There’s a reason long drive champions can’t be successful playing “real” golf – it’s damn hard to hit it super-long and straight. So if Bryson can figure that out, and putt well, he DESERVES to win tournaments. By definition, that’s what being good at golf IS. And if there are a new generation of players who hit it as far and straight as he does, I say bring it on – who doesn’t like to see records being broken? Ultimately, course designers and superintendents can stay one step ahead of the players by placing a higher premium on accuracy and putting. That was shown at Muirfield Village, where at the Workday Charity Open two weeks ago, Colin Morikawa won at -19 under softer conditions and slower greens, but then the Memorial (at the same course) featured hard, fast conditions and scores were brought back down to where only 9 players broke par for the tournament (oh, and Bryson didn’t even make the cut).
Golf Magazine just did a story on how the average driving distance of the longest driver on the PGA Tour has increased dramatically over the past 40 years (from 274.3 yards by Dan Pohl in 1980 to Bryson today at 323.8 yards). To me, that’s only a mildly interesting story because none of the guys listed, with the exception of Dustin Johnson, were ever dominant. Guys like Bubba and John Daly blasted it, won a couple majors, and people loved it. But it’s not like the game became easy, or that the course preparation for majors couldn’t respond.

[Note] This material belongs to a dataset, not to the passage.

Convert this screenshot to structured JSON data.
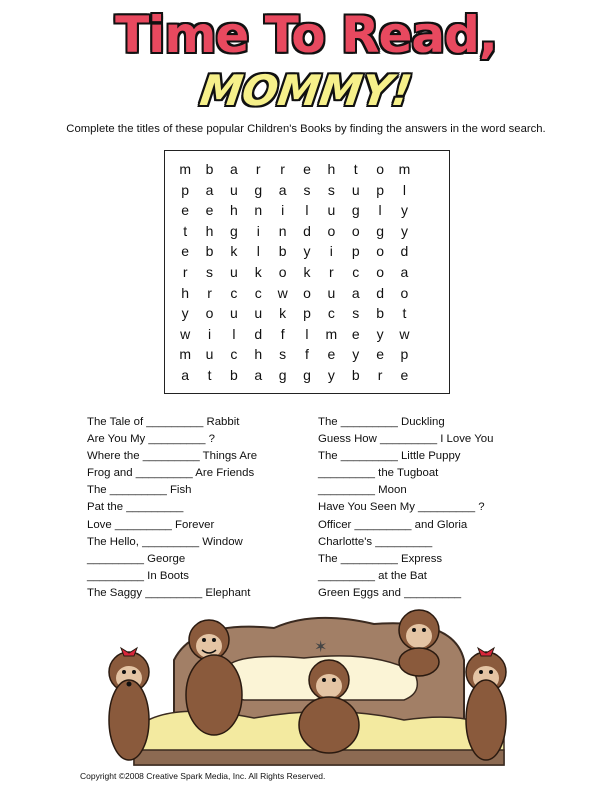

The bottom line is that it’s actually very rare to be able to drive it long and straight. Bryson is #1 in distance, but 105th in accuracy. If you want to force him to stop bombing it, make the tradeoff more expensive – thick rough and narrow fairways are a great equalizer. Interesting side note: one of Jack Nicklaus’ more obscure records that probably will never be broken is his 1980 Total Driving stat (combination of driving distance ranking with driving accuracy ranking) of 23. Since the 2000s, nobody has come close to that figure, with the average accuracy rank of the top 10 in driving distance coming in at 152.9.
Watching Bryson crush the ball is an interesting side show, and if he wins a lot, more power to him. In the meantime, we need to be more concerned about pants.